Check each line of the data below for the string "Type", then state how many have it and nothing else.

◆ Data records for software interfaces ◆
<<<<

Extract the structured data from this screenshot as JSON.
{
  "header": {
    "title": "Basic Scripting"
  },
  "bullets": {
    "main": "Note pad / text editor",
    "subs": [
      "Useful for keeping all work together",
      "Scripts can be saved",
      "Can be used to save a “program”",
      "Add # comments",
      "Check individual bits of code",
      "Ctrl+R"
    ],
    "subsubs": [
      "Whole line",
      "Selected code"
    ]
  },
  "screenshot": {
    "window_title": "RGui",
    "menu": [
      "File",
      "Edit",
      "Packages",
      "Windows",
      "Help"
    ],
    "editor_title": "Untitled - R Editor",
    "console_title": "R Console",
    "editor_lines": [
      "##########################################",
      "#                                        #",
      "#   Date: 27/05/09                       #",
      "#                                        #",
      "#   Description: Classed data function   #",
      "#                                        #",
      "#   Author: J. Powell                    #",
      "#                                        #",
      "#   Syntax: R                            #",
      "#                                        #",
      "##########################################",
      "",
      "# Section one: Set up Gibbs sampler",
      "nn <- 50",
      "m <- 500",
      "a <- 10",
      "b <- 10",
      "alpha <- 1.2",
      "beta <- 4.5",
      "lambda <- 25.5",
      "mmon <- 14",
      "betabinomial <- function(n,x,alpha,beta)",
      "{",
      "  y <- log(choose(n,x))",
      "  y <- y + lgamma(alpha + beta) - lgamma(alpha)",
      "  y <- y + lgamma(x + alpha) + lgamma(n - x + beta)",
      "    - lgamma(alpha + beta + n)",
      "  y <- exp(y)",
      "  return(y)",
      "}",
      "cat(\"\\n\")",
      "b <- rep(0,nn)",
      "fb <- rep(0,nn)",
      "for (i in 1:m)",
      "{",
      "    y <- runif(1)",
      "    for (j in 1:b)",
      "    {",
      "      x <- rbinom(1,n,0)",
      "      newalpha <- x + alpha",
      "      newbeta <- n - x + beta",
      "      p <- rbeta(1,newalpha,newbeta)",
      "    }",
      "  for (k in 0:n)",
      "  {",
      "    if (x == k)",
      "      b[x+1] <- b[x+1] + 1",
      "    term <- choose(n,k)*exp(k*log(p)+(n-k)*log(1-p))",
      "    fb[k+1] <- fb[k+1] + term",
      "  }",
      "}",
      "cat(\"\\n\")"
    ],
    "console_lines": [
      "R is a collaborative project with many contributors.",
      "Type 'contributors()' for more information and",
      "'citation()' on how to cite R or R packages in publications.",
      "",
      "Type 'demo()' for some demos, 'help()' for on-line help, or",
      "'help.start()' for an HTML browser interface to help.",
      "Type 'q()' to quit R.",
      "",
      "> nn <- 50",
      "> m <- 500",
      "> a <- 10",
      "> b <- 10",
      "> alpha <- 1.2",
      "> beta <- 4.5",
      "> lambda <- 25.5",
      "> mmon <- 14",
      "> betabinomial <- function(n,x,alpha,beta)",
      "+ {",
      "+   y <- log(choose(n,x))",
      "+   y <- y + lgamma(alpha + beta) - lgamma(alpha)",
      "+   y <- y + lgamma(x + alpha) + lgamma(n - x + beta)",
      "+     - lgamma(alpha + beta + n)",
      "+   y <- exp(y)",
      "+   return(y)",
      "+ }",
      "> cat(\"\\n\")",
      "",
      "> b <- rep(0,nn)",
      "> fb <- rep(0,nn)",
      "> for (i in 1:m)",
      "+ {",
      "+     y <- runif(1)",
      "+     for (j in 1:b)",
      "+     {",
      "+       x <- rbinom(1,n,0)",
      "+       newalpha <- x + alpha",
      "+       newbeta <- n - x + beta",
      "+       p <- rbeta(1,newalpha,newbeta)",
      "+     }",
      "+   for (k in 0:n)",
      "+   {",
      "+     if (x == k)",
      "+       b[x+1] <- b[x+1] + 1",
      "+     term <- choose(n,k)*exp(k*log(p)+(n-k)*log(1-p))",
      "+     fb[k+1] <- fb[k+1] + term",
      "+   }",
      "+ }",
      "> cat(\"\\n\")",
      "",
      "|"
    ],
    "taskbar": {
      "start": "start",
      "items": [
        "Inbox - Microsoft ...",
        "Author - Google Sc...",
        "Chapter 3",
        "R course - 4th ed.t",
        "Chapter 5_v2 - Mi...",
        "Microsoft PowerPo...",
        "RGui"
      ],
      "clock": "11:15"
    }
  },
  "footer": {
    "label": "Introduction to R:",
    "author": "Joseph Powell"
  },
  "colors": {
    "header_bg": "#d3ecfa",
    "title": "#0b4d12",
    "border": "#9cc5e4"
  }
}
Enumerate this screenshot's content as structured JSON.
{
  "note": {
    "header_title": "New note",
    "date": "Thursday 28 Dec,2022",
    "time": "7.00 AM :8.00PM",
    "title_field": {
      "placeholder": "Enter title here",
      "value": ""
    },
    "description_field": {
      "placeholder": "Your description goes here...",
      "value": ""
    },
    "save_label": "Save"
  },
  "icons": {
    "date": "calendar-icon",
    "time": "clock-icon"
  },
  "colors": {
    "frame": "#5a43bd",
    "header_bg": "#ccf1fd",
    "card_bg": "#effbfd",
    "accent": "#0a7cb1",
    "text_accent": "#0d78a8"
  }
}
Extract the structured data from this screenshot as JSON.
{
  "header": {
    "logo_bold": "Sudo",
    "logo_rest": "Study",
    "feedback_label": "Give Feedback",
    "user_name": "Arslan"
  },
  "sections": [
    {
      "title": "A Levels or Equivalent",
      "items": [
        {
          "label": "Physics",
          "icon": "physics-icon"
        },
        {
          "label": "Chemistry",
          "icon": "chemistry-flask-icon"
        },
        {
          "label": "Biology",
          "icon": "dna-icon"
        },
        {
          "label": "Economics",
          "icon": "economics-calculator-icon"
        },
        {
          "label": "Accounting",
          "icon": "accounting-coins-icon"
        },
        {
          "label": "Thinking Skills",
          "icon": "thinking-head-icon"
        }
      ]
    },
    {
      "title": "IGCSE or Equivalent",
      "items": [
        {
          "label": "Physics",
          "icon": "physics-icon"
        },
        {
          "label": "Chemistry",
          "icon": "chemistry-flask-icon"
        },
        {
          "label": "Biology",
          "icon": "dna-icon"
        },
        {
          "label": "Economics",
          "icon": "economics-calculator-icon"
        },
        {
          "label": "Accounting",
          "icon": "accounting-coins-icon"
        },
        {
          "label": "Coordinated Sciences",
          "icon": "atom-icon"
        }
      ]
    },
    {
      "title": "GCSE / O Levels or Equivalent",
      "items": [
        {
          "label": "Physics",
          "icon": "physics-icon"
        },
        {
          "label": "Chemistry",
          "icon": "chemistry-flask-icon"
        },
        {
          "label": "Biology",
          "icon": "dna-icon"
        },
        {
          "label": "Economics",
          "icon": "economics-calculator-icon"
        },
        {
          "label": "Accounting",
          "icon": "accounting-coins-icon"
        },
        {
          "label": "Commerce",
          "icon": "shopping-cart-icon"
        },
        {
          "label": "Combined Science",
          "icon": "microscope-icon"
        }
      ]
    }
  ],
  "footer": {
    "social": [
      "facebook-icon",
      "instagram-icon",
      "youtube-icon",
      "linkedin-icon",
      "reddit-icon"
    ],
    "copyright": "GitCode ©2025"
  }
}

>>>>

◆ YOUR SOLUTION ◆
3